Dataset rows for apps and sites:
= Beginning of Section =

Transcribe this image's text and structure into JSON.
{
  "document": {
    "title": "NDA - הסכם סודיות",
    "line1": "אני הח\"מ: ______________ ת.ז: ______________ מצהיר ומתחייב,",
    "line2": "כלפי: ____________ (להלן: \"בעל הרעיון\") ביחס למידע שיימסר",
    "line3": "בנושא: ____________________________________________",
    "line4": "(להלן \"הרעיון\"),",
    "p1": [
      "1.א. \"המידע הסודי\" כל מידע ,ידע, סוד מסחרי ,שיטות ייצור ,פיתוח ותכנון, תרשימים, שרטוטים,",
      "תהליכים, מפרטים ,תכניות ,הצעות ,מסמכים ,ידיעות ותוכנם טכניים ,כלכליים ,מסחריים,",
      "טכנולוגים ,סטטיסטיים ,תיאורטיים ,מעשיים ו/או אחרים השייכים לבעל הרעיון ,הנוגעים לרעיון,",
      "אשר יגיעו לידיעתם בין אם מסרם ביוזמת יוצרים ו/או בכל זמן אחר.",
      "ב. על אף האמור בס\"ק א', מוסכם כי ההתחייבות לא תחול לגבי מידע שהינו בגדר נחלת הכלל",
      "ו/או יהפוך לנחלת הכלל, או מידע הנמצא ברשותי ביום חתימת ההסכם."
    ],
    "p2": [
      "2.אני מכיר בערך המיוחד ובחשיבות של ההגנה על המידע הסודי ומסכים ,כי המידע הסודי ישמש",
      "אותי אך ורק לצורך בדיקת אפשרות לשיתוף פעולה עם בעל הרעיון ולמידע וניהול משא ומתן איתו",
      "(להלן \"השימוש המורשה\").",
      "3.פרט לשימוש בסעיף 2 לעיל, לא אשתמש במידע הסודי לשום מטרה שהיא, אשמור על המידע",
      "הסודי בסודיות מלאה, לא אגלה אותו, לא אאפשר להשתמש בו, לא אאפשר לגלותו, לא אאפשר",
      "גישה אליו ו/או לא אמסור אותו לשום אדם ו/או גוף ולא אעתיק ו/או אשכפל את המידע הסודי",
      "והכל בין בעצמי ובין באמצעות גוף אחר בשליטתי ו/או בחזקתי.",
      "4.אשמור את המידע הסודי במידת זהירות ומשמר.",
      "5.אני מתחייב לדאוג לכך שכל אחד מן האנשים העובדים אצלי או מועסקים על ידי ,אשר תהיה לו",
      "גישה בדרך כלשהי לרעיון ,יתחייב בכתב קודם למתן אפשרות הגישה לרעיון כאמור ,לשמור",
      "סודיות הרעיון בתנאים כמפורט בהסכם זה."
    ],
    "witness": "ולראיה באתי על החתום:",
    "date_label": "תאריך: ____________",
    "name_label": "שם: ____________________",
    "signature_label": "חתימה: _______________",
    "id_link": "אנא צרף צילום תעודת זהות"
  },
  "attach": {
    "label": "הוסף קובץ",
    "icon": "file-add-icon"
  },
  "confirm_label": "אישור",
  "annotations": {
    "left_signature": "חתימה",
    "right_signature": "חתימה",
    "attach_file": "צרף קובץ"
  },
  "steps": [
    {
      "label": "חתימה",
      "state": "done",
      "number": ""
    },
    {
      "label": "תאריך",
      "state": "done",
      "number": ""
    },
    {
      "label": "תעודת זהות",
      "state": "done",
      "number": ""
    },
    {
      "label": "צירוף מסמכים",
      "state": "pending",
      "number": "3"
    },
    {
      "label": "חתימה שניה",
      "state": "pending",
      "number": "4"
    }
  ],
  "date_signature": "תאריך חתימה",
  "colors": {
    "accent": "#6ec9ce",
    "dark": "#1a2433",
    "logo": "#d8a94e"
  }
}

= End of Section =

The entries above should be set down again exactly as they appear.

Transcribe this image's text and structure into JSON.
{
  "document": {
    "title": "NDA - הסכם סודיות",
    "line1": "אני הח\"מ: ______________ ת.ז: ______________ מצהיר ומתחייב,",
    "line2": "כלפי: ____________ (להלן: \"בעל הרעיון\") ביחס למידע שיימסר",
    "line3": "בנושא: ____________________________________________",
    "line4": "(להלן \"הרעיון\"),",
    "p1": [
      "1.א. \"המידע הסודי\" כל מידע ,ידע, סוד מסחרי ,שיטות ייצור ,פיתוח ותכנון, תרשימים, שרטוטים,",
      "תהליכים, מפרטים ,תכניות ,הצעות ,מסמכים ,ידיעות ותוכנם טכניים ,כלכליים ,מסחריים,",
      "טכנולוגים ,סטטיסטיים ,תיאורטיים ,מעשיים ו/או אחרים השייכים לבעל הרעיון ,הנוגעים לרעיון,",
      "אשר יגיעו לידיעתם בין אם מסרם ביוזמת יוצרים ו/או בכל זמן אחר.",
      "ב. על אף האמור בס\"ק א', מוסכם כי ההתחייבות לא תחול לגבי מידע שהינו בגדר נחלת הכלל",
      "ו/או יהפוך לנחלת הכלל, או מידע הנמצא ברשותי ביום חתימת ההסכם."
    ],
    "p2": [
      "2.אני מכיר בערך המיוחד ובחשיבות של ההגנה על המידע הסודי ומסכים ,כי המידע הסודי ישמש",
      "אותי אך ורק לצורך בדיקת אפשרות לשיתוף פעולה עם בעל הרעיון ולמידע וניהול משא ומתן איתו",
      "(להלן \"השימוש המורשה\").",
      "3.פרט לשימוש בסעיף 2 לעיל, לא אשתמש במידע הסודי לשום מטרה שהיא, אשמור על המידע",
      "הסודי בסודיות מלאה, לא אגלה אותו, לא אאפשר להשתמש בו, לא אאפשר לגלותו, לא אאפשר",
      "גישה אליו ו/או לא אמסור אותו לשום אדם ו/או גוף ולא אעתיק ו/או אשכפל את המידע הסודי",
      "והכל בין בעצמי ובין באמצעות גוף אחר בשליטתי ו/או בחזקתי.",
      "4.אשמור את המידע הסודי במידת זהירות ומשמר.",
      "5.אני מתחייב לדאוג לכך שכל אחד מן האנשים העובדים אצלי או מועסקים על ידי ,אשר תהיה לו",
      "גישה בדרך כלשהי לרעיון ,יתחייב בכתב קודם למתן אפשרות הגישה לרעיון כאמור ,לשמור",
      "סודיות הרעיון בתנאים כמפורט בהסכם זה."
    ],
    "witness": "ולראיה באתי על החתום:",
    "date_label": "תאריך: ____________",
    "name_label": "שם: ____________________",
    "signature_label": "חתימה: _______________",
    "id_link": "אנא צרף צילום תעודת זהות"
  },
  "attach": {
    "label": "הוסף קובץ",
    "icon": "file-add-icon"
  },
  "confirm_label": "אישור",
  "annotations": {
    "left_signature": "חתימה",
    "right_signature": "חתימה",
    "attach_file": "צרף קובץ"
  },
  "steps": [
    {
      "label": "חתימה",
      "state": "done",
      "number": ""
    },
    {
      "label": "תאריך",
      "state": "done",
      "number": ""
    },
    {
      "label": "תעודת זהות",
      "state": "done",
      "number": ""
    },
    {
      "label": "צירוף מסמכים",
      "state": "pending",
      "number": "3"
    },
    {
      "label": "חתימה שניה",
      "state": "pending",
      "number": "4"
    }
  ],
  "date_signature": "תאריך חתימה",
  "colors": {
    "accent": "#6ec9ce",
    "dark": "#1a2433",
    "logo": "#d8a94e"
  }
}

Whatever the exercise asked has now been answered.